Your task>
The answer is a single figure: how many lines below contain the word "Model".

BEGIN Source material

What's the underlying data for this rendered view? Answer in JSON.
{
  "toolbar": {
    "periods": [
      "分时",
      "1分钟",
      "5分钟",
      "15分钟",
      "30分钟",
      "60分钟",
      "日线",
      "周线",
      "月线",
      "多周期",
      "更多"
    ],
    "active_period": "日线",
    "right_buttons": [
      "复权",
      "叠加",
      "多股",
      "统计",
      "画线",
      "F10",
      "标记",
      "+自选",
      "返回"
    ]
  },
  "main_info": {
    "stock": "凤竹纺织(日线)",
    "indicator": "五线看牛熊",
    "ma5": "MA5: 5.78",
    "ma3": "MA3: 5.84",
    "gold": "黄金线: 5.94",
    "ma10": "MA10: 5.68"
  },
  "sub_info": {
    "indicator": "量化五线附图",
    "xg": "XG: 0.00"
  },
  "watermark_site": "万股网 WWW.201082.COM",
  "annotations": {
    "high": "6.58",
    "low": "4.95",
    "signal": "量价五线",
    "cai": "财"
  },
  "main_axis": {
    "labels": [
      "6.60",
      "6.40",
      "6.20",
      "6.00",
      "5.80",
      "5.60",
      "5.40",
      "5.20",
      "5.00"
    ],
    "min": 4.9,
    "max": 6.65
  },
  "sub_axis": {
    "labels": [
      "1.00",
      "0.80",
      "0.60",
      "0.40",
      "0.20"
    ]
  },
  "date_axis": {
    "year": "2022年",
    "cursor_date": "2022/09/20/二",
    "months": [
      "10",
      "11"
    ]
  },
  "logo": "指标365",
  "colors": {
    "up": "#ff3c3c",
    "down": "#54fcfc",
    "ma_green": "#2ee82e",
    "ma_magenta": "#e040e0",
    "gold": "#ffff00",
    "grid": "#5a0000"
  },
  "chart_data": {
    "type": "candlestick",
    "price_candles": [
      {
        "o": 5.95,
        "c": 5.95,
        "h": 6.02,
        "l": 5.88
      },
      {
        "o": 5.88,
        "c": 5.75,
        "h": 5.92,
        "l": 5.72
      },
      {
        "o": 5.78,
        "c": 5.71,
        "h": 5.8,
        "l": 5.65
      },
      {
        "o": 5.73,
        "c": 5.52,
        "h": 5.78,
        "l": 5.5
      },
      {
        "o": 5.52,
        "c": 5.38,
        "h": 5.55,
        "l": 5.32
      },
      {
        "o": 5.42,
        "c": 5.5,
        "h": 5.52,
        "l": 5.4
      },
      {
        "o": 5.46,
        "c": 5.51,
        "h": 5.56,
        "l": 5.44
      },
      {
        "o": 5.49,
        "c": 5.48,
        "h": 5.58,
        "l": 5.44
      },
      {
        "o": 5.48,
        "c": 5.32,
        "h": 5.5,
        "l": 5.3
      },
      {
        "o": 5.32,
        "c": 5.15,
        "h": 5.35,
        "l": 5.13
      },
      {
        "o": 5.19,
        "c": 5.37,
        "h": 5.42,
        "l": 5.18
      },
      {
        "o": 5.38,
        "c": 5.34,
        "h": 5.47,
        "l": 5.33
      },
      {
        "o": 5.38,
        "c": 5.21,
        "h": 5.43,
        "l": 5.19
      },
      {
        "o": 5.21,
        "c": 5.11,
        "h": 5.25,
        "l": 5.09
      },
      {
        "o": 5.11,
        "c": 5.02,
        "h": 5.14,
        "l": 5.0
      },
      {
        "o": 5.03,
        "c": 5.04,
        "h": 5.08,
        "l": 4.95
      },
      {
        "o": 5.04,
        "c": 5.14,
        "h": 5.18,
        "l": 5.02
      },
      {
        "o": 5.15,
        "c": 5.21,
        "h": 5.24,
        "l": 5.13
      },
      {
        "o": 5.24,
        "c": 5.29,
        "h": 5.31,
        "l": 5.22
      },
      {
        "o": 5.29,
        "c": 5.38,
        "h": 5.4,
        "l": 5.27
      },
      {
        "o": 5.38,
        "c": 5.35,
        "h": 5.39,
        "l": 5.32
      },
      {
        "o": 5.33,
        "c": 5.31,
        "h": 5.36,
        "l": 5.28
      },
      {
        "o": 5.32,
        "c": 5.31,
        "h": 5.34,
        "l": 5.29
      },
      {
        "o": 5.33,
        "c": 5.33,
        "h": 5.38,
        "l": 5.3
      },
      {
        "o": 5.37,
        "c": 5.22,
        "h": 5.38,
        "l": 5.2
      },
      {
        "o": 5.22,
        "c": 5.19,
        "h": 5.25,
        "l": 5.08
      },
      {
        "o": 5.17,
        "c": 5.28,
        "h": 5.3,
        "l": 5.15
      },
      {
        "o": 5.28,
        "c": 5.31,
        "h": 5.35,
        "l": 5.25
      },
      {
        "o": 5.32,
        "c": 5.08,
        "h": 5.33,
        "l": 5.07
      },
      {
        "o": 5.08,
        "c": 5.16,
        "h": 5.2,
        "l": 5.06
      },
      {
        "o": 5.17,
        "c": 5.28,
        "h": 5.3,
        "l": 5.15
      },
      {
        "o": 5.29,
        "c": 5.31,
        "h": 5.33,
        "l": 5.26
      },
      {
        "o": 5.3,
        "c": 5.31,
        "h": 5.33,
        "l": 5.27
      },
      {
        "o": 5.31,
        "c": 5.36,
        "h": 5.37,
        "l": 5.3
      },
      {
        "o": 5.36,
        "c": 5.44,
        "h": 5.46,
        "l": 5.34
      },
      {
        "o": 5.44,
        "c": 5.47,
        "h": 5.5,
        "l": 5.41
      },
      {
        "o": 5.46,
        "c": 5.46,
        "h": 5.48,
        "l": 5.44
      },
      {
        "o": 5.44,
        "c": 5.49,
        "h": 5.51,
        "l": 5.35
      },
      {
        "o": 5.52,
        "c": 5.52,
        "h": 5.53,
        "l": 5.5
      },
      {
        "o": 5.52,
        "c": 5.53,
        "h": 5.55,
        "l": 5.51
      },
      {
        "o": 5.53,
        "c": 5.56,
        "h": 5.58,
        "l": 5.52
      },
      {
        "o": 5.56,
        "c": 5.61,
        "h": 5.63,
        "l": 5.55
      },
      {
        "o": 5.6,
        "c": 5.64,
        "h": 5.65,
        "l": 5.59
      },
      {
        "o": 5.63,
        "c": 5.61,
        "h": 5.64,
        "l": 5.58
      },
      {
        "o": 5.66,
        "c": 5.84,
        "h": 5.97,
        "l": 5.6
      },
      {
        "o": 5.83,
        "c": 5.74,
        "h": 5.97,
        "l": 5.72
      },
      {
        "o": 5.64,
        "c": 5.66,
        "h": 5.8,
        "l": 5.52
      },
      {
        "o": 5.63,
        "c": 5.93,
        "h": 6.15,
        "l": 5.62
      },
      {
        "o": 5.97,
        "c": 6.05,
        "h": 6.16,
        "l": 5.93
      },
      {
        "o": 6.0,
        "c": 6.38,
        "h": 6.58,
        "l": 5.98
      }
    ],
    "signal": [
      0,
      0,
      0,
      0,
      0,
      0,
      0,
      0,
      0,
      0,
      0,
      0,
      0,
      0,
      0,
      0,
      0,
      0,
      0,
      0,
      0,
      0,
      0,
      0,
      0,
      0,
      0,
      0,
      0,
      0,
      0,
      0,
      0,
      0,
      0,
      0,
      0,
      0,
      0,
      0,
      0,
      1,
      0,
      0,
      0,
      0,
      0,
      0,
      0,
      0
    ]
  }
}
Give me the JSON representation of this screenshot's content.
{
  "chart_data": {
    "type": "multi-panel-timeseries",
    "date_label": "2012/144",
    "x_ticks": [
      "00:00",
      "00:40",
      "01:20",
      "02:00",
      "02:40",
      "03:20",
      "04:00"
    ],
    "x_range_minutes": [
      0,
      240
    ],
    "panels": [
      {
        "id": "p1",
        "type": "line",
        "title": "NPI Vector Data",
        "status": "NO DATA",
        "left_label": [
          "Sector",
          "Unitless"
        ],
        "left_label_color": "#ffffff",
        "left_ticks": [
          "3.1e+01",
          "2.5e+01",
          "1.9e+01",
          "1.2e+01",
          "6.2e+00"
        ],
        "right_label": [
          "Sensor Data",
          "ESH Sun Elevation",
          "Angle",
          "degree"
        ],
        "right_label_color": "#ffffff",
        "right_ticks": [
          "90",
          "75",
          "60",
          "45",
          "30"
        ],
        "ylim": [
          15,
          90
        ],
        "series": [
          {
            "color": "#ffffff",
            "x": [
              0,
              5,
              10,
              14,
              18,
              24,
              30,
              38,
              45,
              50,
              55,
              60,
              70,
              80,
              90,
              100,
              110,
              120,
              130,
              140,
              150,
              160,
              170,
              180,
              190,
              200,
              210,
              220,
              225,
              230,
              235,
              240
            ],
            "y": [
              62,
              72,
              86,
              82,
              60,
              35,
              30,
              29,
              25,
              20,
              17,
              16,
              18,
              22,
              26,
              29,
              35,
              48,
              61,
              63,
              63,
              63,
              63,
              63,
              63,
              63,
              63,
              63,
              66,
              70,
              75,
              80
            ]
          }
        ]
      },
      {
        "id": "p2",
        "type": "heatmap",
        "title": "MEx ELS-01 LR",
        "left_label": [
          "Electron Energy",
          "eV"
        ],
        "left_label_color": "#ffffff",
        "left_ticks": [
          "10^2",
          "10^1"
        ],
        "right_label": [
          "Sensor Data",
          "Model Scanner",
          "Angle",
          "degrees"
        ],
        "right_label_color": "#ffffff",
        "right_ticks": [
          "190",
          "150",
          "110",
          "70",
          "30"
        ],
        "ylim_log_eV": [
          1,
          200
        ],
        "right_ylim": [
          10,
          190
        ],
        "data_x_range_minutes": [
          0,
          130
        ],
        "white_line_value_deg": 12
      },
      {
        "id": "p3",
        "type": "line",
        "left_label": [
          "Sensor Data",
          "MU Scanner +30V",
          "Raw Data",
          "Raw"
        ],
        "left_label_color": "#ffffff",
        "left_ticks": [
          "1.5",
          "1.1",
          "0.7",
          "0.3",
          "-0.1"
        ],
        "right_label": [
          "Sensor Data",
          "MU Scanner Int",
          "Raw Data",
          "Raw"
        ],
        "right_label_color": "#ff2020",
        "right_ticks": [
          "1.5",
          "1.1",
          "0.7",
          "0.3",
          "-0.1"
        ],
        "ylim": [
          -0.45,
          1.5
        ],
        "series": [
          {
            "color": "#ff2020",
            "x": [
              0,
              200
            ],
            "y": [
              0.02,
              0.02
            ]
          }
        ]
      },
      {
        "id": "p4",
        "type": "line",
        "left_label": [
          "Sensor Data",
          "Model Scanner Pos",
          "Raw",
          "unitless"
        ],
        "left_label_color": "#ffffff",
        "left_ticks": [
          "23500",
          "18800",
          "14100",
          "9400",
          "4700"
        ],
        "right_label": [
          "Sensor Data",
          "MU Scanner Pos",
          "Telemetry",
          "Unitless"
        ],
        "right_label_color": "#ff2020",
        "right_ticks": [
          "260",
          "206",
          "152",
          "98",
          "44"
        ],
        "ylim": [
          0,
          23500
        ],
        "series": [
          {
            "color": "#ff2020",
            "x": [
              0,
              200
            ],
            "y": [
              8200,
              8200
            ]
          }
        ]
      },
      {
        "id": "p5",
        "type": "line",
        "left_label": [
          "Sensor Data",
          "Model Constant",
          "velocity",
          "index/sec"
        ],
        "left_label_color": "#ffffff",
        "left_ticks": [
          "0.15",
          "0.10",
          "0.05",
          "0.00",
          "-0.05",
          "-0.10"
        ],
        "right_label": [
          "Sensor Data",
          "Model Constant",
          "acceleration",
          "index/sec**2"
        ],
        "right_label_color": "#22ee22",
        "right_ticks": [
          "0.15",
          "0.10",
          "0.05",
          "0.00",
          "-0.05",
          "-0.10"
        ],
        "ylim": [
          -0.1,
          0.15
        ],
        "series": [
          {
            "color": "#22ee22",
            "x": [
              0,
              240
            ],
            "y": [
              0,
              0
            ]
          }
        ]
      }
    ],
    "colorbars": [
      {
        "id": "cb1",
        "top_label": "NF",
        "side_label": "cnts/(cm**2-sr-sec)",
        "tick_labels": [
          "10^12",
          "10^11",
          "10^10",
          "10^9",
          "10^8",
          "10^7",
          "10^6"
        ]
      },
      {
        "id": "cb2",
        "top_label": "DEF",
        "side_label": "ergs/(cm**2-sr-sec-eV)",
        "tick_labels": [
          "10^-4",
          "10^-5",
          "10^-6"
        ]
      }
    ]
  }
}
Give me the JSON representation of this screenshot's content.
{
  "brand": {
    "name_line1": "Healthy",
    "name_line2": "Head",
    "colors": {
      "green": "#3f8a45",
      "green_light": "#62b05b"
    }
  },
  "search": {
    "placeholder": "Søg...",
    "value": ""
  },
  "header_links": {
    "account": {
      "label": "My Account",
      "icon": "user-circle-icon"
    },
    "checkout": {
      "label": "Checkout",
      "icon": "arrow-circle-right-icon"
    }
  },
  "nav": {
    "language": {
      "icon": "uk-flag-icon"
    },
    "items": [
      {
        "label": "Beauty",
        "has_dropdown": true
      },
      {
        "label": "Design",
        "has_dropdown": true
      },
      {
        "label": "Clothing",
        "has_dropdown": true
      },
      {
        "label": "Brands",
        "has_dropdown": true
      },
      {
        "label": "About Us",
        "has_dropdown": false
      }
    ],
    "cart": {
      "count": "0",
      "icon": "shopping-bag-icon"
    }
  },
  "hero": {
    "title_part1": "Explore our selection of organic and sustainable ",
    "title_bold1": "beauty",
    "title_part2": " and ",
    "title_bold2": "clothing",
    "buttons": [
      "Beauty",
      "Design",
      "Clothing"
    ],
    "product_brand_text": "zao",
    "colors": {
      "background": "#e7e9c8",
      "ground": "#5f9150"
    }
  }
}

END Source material

Written response>
4